▸ **How to complete this task**
In the entries below, find each line with the word "icon" and pull it out.

■ ■ ■

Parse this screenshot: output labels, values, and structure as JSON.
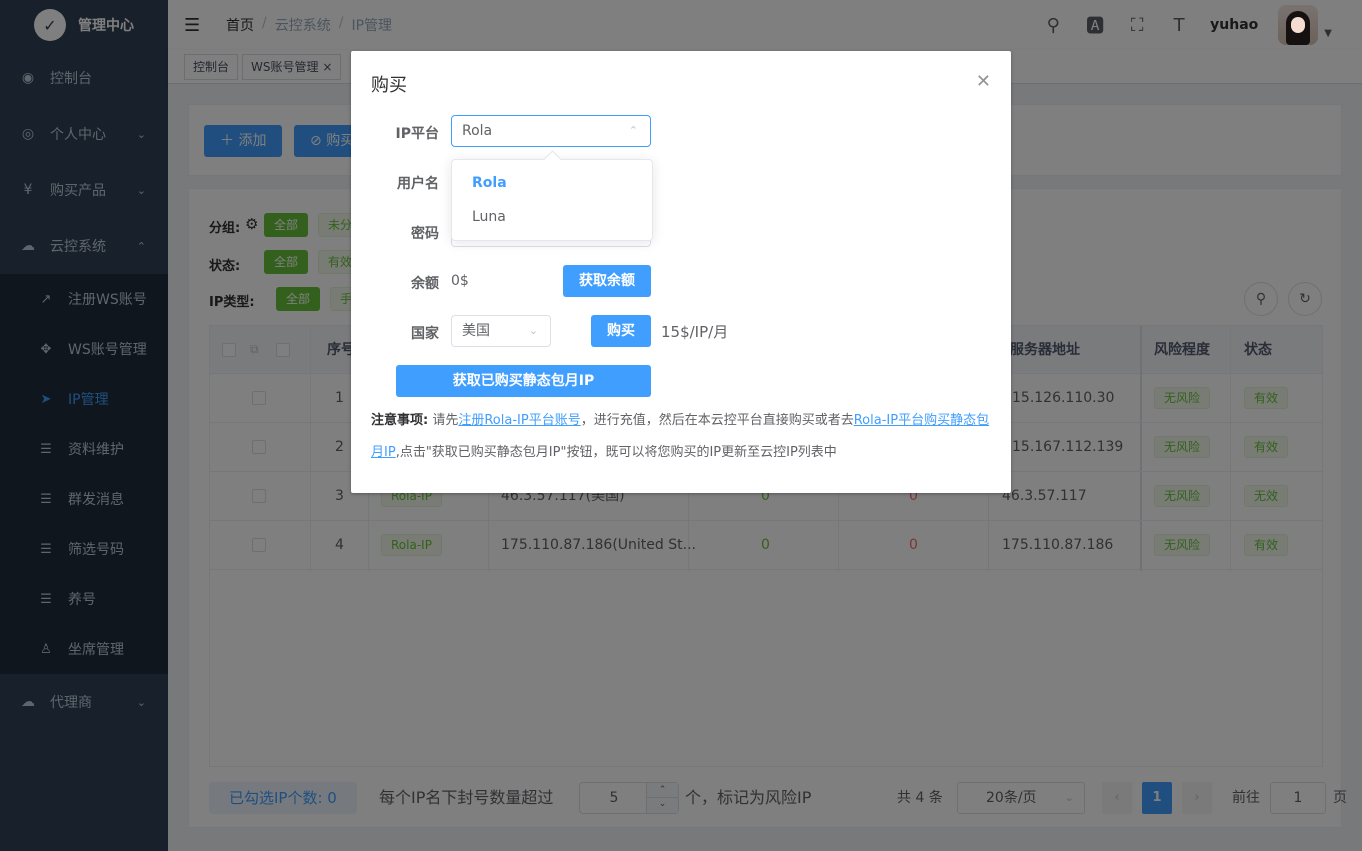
{
  "app": {
    "title": "管理中心"
  },
  "sidebar": {
    "items": [
      {
        "label": "控制台",
        "icon": "dashboard-icon"
      },
      {
        "label": "个人中心",
        "icon": "user-center-icon"
      },
      {
        "label": "购买产品",
        "icon": "yen-icon"
      },
      {
        "label": "云控系统",
        "icon": "cloud-icon"
      }
    ],
    "submenu": [
      {
        "label": "注册WS账号"
      },
      {
        "label": "WS账号管理"
      },
      {
        "label": "IP管理"
      },
      {
        "label": "资料维护"
      },
      {
        "label": "群发消息"
      },
      {
        "label": "筛选号码"
      },
      {
        "label": "养号"
      },
      {
        "label": "坐席管理"
      }
    ],
    "bottom": {
      "label": "代理商"
    }
  },
  "header": {
    "breadcrumb": [
      "首页",
      "云控系统",
      "IP管理"
    ],
    "username": "yuhao"
  },
  "tags": [
    "控制台",
    "WS账号管理"
  ],
  "toolbar": {
    "add_label": "添加",
    "buy_label": "购买"
  },
  "filters": {
    "group_label": "分组:",
    "status_label": "状态:",
    "iptype_label": "IP类型:",
    "all": "全部",
    "ungrouped": "未分",
    "valid": "有效",
    "manual": "手"
  },
  "table": {
    "headers": [
      "序号",
      "服务器地址",
      "风险程度",
      "状态"
    ],
    "rows": [
      {
        "index": "1",
        "server": "15.126.110.30",
        "risk": "无风险",
        "status": "有效"
      },
      {
        "index": "2",
        "server": "15.167.112.139",
        "risk": "无风险",
        "status": "有效"
      },
      {
        "index": "3",
        "type": "Rola-IP",
        "ip": "46.3.57.117(美国)",
        "a": "0",
        "b": "0",
        "server": "46.3.57.117",
        "risk": "无风险",
        "status": "无效"
      },
      {
        "index": "4",
        "type": "Rola-IP",
        "ip": "175.110.87.186(United St...",
        "a": "0",
        "b": "0",
        "server": "175.110.87.186",
        "risk": "无风险",
        "status": "有效"
      }
    ]
  },
  "footer": {
    "selected_label": "已勾选IP个数:  0",
    "threshold_prefix": "每个IP名下封号数量超过",
    "threshold_value": "5",
    "threshold_suffix": "个，标记为风险IP",
    "total": "共 4 条",
    "page_size": "20条/页",
    "current_page": "1",
    "goto_prefix": "前往",
    "goto_value": "1",
    "goto_suffix": "页"
  },
  "dialog": {
    "title": "购买",
    "platform_label": "IP平台",
    "platform_value": "Rola",
    "username_label": "用户名",
    "password_label": "密码",
    "balance_label": "余额",
    "balance_value": "0$",
    "get_balance_label": "获取余额",
    "country_label": "国家",
    "country_value": "美国",
    "buy_label": "购买",
    "price": "15$/IP/月",
    "fetch_label": "获取已购买静态包月IP",
    "notice_title": "注意事项:",
    "notice_1": "请先",
    "notice_link1": "注册Rola-IP平台账号",
    "notice_2": "，进行充值，然后在本云控平台直接购买或者去",
    "notice_link2": "Rola-IP平台购买静态包月IP",
    "notice_3": ",点击\"获取已购买静态包月IP\"按钮，既可以将您购买的IP更新至云控IP列表中"
  },
  "dropdown": {
    "options": [
      "Rola",
      "Luna"
    ]
  },
  "colors": {
    "primary": "#409eff",
    "success": "#67c23a",
    "danger": "#f56c6c",
    "sidebar": "#304156"
  }
}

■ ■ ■

▸ **Solved problem**
        "icon": "dashboard-icon"
        "icon": "user-center-icon"
        "icon": "yen-icon"
        "icon": "cloud-icon"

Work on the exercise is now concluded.